## Work item
Go line by line through the entries below and count those containing the string "true"; give only the count.

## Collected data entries
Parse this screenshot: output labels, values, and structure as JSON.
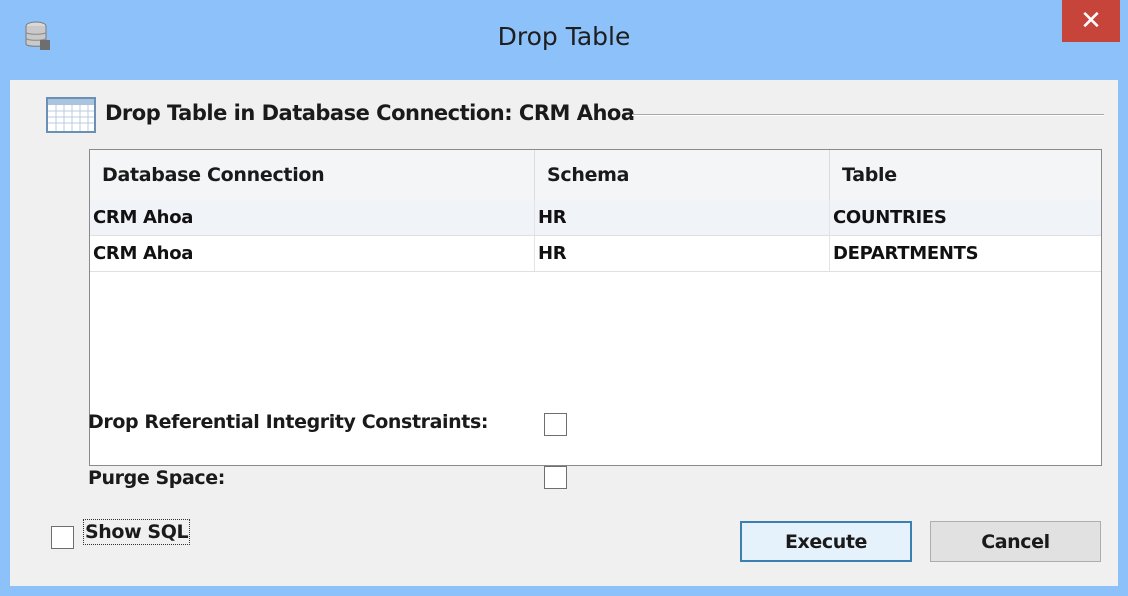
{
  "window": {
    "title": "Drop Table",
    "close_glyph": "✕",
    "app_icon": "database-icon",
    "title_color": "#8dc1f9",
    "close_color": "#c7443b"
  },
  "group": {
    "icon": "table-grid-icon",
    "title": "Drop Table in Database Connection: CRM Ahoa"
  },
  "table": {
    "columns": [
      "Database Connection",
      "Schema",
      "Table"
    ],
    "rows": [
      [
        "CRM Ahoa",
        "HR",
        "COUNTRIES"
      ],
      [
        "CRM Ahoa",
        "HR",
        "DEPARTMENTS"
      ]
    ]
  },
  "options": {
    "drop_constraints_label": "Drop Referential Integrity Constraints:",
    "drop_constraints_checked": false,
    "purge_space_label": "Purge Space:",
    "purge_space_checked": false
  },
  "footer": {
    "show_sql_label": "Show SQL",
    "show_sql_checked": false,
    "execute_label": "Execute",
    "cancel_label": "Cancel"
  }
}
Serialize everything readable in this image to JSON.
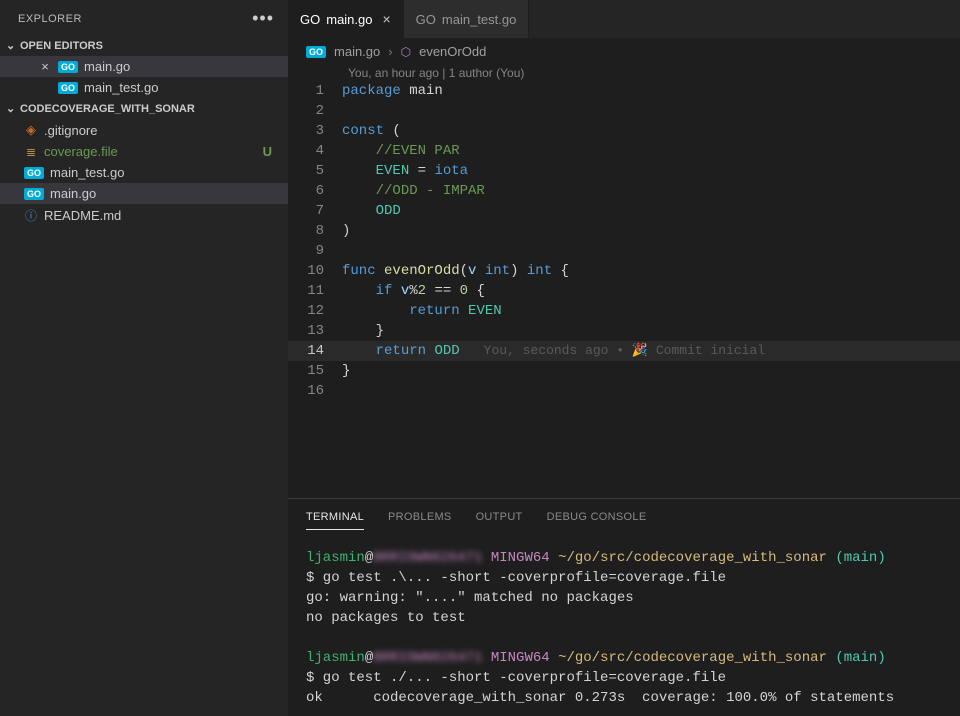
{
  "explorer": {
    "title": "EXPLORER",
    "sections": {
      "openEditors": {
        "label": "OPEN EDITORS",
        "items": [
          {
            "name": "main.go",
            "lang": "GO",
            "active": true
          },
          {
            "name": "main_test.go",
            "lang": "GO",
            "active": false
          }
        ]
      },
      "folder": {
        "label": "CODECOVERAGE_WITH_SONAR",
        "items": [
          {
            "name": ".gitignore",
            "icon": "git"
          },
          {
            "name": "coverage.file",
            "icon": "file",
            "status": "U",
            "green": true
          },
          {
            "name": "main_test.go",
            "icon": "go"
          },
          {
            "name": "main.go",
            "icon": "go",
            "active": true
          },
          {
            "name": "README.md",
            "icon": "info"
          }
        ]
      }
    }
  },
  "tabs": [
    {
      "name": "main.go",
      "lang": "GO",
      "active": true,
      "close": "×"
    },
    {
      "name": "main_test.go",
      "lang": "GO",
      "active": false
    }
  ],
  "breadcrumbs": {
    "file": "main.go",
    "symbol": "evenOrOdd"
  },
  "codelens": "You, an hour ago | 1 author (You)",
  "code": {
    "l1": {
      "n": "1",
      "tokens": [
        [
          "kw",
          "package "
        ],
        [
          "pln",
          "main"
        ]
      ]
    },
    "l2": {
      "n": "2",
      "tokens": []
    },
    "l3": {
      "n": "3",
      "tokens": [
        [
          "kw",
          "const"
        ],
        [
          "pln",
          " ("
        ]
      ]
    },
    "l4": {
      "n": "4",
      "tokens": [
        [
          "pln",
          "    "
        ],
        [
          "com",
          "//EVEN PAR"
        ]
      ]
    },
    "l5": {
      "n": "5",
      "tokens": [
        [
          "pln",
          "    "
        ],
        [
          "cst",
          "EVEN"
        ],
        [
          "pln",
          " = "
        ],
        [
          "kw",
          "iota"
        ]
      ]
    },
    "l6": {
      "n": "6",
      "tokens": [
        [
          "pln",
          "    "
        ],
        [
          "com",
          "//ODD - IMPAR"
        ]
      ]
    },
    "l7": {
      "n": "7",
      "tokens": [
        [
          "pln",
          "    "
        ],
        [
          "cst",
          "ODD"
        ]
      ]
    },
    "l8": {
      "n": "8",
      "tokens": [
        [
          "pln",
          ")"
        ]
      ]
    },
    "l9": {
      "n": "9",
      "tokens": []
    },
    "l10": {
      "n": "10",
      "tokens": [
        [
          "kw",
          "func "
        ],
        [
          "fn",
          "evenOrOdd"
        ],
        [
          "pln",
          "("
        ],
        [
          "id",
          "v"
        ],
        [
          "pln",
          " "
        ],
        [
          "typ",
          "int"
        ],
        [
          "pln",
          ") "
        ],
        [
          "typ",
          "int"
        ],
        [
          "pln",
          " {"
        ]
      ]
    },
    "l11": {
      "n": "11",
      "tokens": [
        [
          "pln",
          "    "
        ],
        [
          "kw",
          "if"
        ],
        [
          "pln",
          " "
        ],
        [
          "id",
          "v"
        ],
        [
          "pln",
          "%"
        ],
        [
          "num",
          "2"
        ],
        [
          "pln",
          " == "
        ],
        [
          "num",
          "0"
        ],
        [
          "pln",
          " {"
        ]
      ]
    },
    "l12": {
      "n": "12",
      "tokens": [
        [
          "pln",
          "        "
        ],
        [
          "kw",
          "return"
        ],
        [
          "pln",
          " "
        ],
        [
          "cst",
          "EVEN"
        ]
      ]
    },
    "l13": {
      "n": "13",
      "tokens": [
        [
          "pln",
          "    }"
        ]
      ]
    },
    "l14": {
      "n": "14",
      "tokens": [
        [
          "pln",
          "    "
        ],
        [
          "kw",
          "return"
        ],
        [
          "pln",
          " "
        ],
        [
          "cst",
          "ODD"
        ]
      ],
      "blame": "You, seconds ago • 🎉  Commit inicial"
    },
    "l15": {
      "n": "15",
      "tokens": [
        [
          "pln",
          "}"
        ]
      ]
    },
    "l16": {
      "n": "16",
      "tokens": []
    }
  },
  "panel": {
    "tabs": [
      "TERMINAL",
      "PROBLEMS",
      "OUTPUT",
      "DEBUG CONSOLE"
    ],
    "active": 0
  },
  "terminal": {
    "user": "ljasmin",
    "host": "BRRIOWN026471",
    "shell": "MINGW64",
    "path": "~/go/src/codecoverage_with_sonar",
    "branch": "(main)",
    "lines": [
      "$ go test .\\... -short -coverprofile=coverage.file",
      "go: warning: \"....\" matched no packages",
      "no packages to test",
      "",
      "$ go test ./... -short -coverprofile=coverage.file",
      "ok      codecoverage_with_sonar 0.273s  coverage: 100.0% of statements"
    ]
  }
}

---

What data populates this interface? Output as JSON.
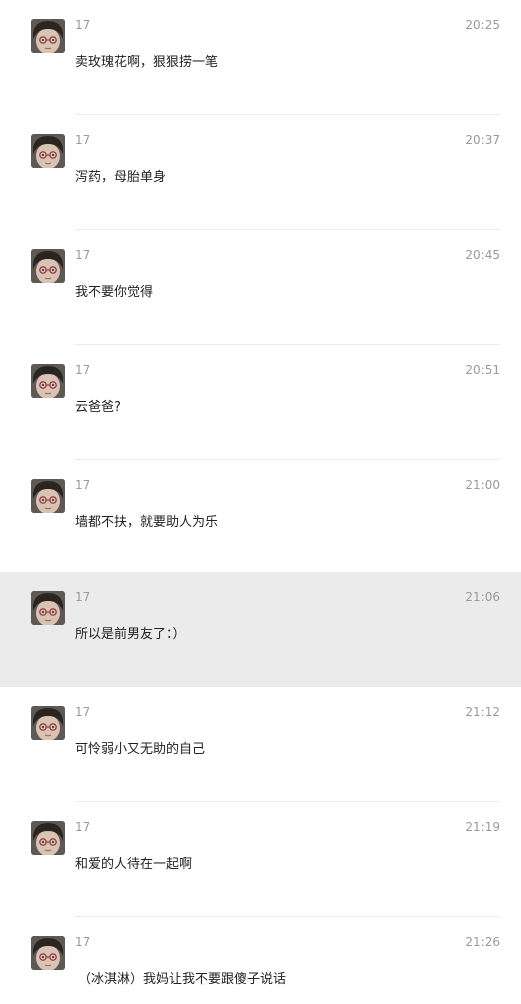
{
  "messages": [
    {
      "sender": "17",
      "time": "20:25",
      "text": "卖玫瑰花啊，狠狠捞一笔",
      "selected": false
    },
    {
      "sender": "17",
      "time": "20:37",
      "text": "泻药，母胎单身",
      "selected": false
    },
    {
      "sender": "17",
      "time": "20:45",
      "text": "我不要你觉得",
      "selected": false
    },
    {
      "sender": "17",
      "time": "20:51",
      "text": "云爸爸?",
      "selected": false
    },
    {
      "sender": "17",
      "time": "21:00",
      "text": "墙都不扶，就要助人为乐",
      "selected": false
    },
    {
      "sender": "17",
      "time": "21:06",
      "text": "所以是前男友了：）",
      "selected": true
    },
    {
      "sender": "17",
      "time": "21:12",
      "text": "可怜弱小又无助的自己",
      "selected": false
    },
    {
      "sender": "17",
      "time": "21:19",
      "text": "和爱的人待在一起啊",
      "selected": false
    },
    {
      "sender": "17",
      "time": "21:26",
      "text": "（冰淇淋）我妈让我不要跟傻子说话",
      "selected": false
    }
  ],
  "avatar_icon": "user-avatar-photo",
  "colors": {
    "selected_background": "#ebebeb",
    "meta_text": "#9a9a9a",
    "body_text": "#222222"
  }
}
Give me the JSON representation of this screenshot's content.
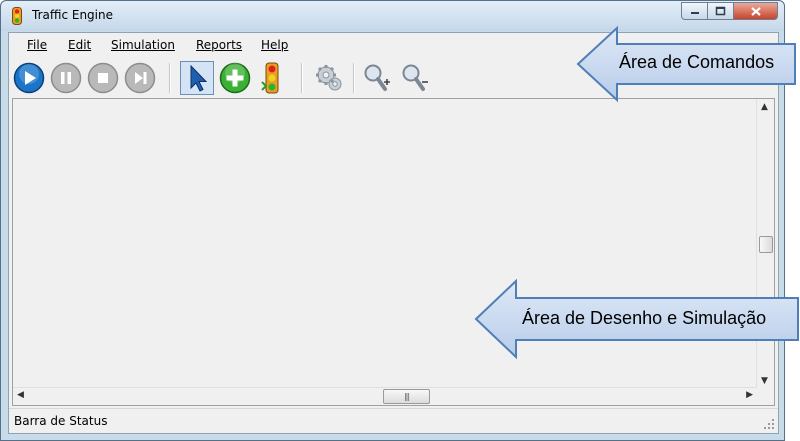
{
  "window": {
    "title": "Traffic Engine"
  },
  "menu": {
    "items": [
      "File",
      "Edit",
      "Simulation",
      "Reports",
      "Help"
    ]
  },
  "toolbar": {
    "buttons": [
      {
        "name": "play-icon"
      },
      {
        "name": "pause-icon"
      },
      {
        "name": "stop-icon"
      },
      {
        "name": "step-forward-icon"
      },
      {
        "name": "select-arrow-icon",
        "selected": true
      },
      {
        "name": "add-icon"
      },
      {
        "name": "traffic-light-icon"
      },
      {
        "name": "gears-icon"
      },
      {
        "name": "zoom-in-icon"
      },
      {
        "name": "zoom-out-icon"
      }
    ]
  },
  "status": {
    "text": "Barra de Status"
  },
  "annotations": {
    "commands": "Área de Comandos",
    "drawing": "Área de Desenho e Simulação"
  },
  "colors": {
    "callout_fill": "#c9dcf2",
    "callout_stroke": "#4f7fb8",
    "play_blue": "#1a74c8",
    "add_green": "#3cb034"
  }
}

## Response to this exercise
6